The wine harvest in many regions of Germany has presumably turned out better than expected in the dry summer. According to the German Wine Institute (DWI), the current estimates of the nationwide harvest amount to around nine million hectolitres. This would correspond to an increase of two percent compared to the ten-year average and of six percent compared to the previous year.
According to the DWI, the higher yields were mainly due to the rainfall in September. They allowed the ripe grapes to plump up once again after the extremely dry summer. However, the rain was also a challenge for the farms and often required additional selections in the vineyards.
In the thirteen German growing regions, the estimated yields had varied greatly depending on the distribution of precipitation, the grape variety level and the soil conditions. The Saale-Unstrut region, for example, had significantly higher yields than the long-term average. The increase there was as much as 23 per cent. In the Ahr and Baden regions, the expected harvest is 13 percent above the average yield. In most other areas, however, yield increases are forecast in the low single digits. Winegrowers in Rheinhessen (-2 per cent) and on the Mosel (-7 per cent) brought in less than average.
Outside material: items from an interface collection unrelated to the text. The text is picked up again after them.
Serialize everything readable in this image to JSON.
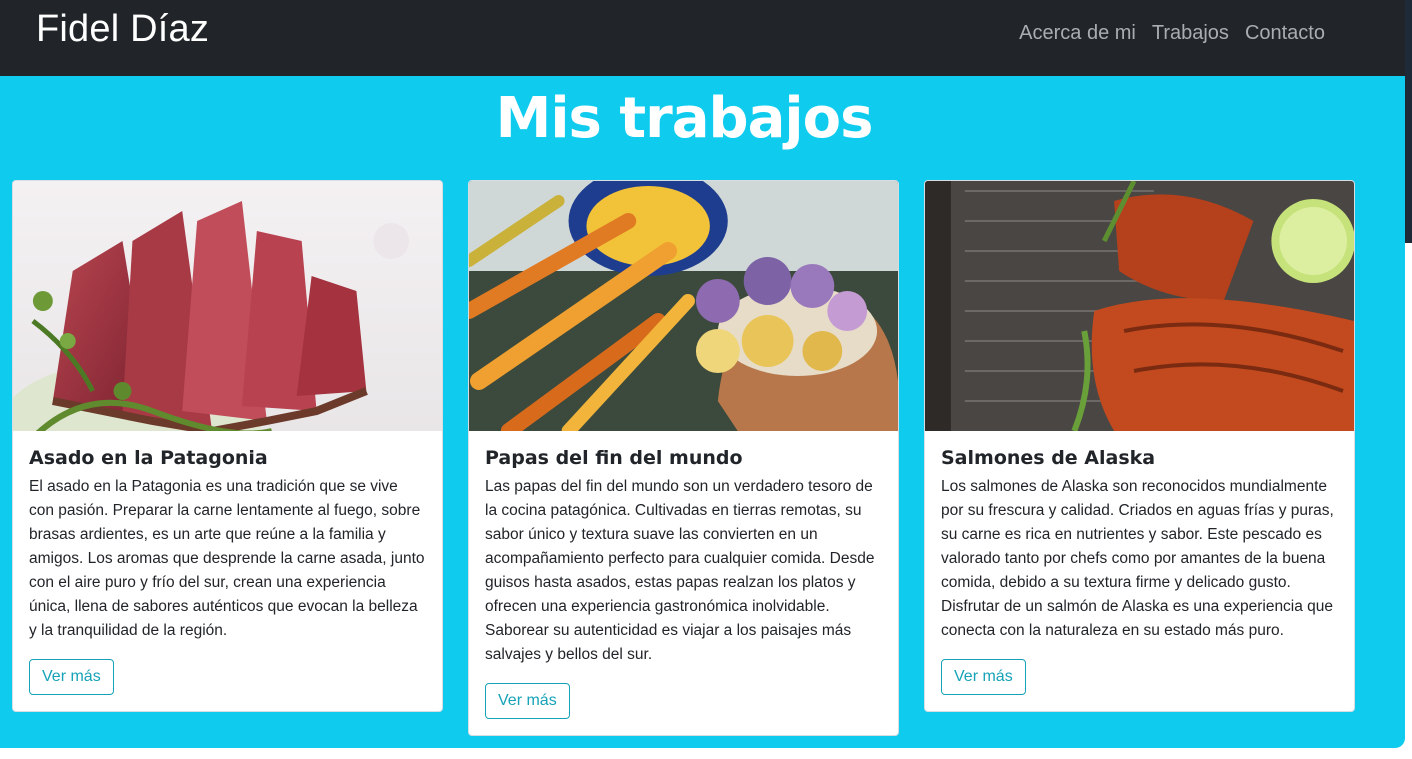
{
  "navbar": {
    "brand": "Fidel Díaz",
    "links": [
      "Acerca de mi",
      "Trabajos",
      "Contacto"
    ]
  },
  "page": {
    "title": "Mis trabajos"
  },
  "cards": [
    {
      "title": "Asado en la Patagonia",
      "text": "El asado en la Patagonia es una tradición que se vive con pasión. Preparar la carne lentamente al fuego, sobre brasas ardientes, es un arte que reúne a la familia y amigos. Los aromas que desprende la carne asada, junto con el aire puro y frío del sur, crean una experiencia única, llena de sabores auténticos que evocan la belleza y la tranquilidad de la región.",
      "button": "Ver más",
      "image": "seared-meat-photo"
    },
    {
      "title": "Papas del fin del mundo",
      "text": "Las papas del fin del mundo son un verdadero tesoro de la cocina patagónica. Cultivadas en tierras remotas, su sabor único y textura suave las convierten en un acompañamiento perfecto para cualquier comida. Desde guisos hasta asados, estas papas realzan los platos y ofrecen una experiencia gastronómica inolvidable. Saborear su autenticidad es viajar a los paisajes más salvajes y bellos del sur.",
      "button": "Ver más",
      "image": "potato-chips-carrots-photo"
    },
    {
      "title": "Salmones de Alaska",
      "text": "Los salmones de Alaska son reconocidos mundialmente por su frescura y calidad. Criados en aguas frías y puras, su carne es rica en nutrientes y sabor. Este pescado es valorado tanto por chefs como por amantes de la buena comida, debido a su textura firme y delicado gusto. Disfrutar de un salmón de Alaska es una experiencia que conecta con la naturaleza en su estado más puro.",
      "button": "Ver más",
      "image": "glazed-salmon-photo"
    }
  ],
  "colors": {
    "navbar": "#212529",
    "background": "#0fcbee",
    "accent": "#17a2b8"
  }
}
According to the DWI, the September precipitation also meant that the sugar content in the grapes of late-ripening grape varieties, such as Riesling, remained moderate despite the hot summer. As a result, the young wines are leaner and more harmonious than in the previous hot years.
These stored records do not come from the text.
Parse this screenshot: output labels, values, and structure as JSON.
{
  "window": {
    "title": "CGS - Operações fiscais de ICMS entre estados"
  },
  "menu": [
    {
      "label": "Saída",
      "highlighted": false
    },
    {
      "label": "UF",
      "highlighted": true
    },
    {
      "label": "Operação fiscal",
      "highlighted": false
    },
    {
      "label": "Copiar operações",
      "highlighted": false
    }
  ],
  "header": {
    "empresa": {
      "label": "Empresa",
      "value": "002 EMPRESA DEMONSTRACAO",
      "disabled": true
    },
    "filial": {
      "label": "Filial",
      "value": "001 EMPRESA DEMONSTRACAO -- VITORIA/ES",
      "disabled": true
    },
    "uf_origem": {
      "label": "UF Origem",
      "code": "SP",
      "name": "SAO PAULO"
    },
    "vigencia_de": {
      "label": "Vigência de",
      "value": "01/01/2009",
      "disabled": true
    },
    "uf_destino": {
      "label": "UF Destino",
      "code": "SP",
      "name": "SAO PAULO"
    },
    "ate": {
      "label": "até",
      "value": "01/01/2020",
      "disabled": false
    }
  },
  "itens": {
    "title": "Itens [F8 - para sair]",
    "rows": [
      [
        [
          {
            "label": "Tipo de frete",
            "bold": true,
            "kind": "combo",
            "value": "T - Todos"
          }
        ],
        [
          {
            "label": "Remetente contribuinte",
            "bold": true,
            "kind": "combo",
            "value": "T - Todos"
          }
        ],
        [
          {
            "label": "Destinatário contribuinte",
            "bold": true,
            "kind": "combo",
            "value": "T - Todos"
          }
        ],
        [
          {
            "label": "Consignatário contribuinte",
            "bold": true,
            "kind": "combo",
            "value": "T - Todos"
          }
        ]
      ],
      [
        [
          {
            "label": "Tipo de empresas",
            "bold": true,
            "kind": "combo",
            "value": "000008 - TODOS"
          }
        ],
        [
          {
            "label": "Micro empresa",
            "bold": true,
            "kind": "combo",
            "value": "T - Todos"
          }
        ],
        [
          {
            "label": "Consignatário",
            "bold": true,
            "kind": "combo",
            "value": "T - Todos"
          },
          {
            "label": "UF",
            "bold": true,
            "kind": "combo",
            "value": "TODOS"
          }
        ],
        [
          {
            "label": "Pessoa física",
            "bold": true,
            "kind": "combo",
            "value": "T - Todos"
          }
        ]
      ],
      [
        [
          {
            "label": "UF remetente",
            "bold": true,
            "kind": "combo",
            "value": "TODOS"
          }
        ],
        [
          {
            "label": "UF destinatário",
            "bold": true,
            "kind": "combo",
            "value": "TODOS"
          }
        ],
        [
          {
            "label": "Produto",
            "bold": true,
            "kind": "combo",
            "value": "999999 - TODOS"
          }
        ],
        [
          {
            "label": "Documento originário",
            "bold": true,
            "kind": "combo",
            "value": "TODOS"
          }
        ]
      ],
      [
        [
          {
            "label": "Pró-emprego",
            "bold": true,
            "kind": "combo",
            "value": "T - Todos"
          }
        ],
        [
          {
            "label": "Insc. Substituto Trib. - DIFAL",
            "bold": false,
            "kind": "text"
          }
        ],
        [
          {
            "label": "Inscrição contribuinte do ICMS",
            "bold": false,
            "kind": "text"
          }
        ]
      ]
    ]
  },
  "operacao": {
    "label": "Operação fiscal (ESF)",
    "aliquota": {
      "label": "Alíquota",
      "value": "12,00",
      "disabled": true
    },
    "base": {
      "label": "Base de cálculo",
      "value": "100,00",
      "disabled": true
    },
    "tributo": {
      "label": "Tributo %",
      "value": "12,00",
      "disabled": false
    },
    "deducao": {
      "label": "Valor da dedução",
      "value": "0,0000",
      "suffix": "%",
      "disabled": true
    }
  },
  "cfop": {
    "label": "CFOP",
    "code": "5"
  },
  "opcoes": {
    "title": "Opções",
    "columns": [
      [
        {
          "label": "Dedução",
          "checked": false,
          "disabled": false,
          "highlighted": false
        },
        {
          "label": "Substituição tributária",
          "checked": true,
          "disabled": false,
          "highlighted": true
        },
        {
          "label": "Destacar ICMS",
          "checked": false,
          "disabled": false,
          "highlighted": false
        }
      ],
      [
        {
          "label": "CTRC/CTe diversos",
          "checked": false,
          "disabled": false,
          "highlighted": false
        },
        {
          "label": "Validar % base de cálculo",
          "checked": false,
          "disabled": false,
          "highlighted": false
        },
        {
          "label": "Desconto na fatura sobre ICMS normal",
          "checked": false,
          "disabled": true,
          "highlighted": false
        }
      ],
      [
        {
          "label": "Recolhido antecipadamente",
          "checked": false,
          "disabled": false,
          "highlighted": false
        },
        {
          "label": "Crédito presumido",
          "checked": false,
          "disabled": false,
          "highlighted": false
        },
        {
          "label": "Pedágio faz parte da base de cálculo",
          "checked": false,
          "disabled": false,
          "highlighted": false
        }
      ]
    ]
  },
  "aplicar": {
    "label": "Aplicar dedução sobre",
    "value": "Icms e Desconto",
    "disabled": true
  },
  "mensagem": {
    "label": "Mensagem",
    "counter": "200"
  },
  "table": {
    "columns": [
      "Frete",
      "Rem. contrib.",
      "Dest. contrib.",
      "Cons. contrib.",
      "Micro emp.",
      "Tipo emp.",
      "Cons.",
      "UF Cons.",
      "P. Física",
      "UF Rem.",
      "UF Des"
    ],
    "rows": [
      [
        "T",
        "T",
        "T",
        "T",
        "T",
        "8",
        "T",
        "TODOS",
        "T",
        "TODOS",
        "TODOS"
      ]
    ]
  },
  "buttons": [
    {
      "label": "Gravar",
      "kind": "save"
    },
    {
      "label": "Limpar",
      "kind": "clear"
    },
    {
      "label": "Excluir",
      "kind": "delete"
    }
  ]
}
The DWI counts the red wines among the winners of the 2022 vintage, because the red grapes have benefited the most from the sunniest summer since weather records began. The winemakers therefore expect very colour-intensive and fruity red wines with soft tannins.
(uka / Source: German Wine Institute - Photo: DWI)